I was told at a coaching clinic once, by a coach with decades of championships under his belt, that mental toughness is defined as “the ability to move on to the next most important thing.” It has also been said that champions must have amnesia and forget about a bad play. I think it is more than that. Not only do they have to shake it off, but they need to be able to focus on the next rep to make sure it is good. We have that capability in our workouts to correct bad habits, to correct actions that lead to poor outcomes, and to build resiliency in our athletes by putting them in a position to be successful. We can make a huge impact on mental toughness.
Don’t ever ask a kid to do something they can’t do. Some people, no matter how much they train, will never be able to dunk a basketball.
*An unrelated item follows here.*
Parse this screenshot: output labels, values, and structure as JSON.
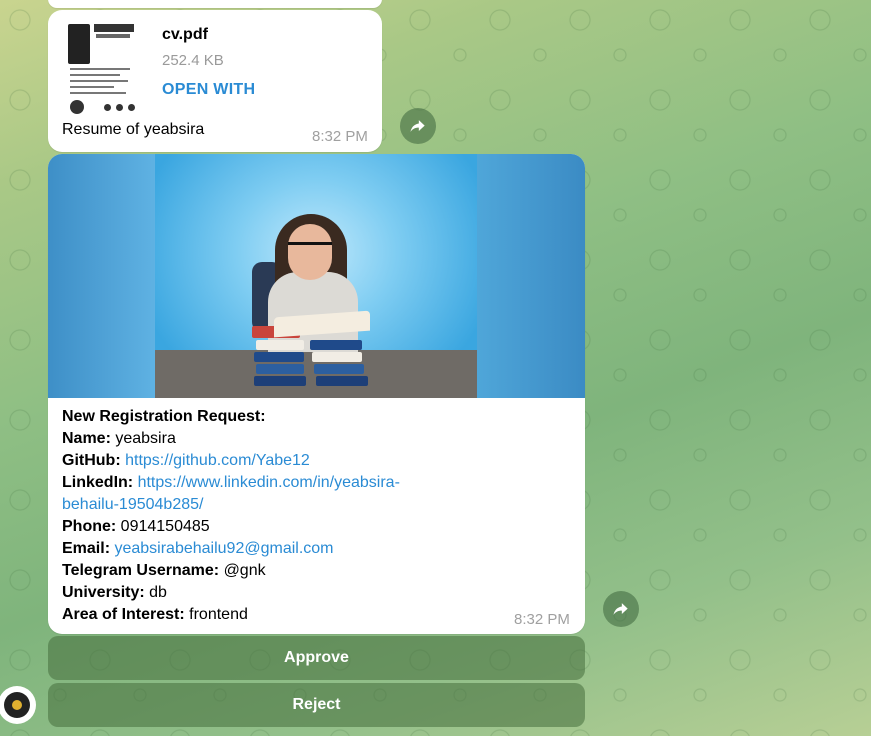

Some people will never run a 4.3 40. Some people will never be able to run a 6 minute mile. However, whatever they CAN do, we can ask them to do it well. Demand their best effort. And if they stub their toe, if they have a bad day, if they have a bad lift, we can put them in a position to focus on the next most important thing — the next rep, the next day, the next workout.
Lastly, one more thing we can do is to reflect on their accomplishments. For many years I used the phrase “Good enough is never good enough.” So, if one of my athletes said, “well that was good enough,” I always corrected them. I would respond by saying, “Good enough means you are settling for something that is really not good. Now let me ask you, was that effort or that output good, or is that all you felt like doing today?” They know the truth and will go back and make things good.
At the end of the training week, or the training month, or the training cycle, I always thought it was good to go back and reflect as a team on how much was accomplished during those times. It was important to let them know they accomplished something no matter how big or how small. If it wasn’t up to our standard, we had to make some changes to reach that standard. It is a good idea to continue to point out accomplishments over time to let them know not only are they getting better, but that they are being noticed doing so.
It is amazing what will happen to their outlook, confidence, and persona when they hear, “Good job!” or “We can win with that effort.” It arms them with confidence to accomplish what they want to accomplish and achieve the goals they want to achieve. It builds a habit of putting focus on the next most important thing rather than dwelling on the mistake and beating themselves up over it over time.
The area of student athlete mental health is a growing area that we will hear more and more about in the coming years. Our goal at the CSCCa is to embrace this growing area and educate our membership on how we as coaches can be a powerful force in moving the needle toward better mental health for our coaches as well as the athletes they impact.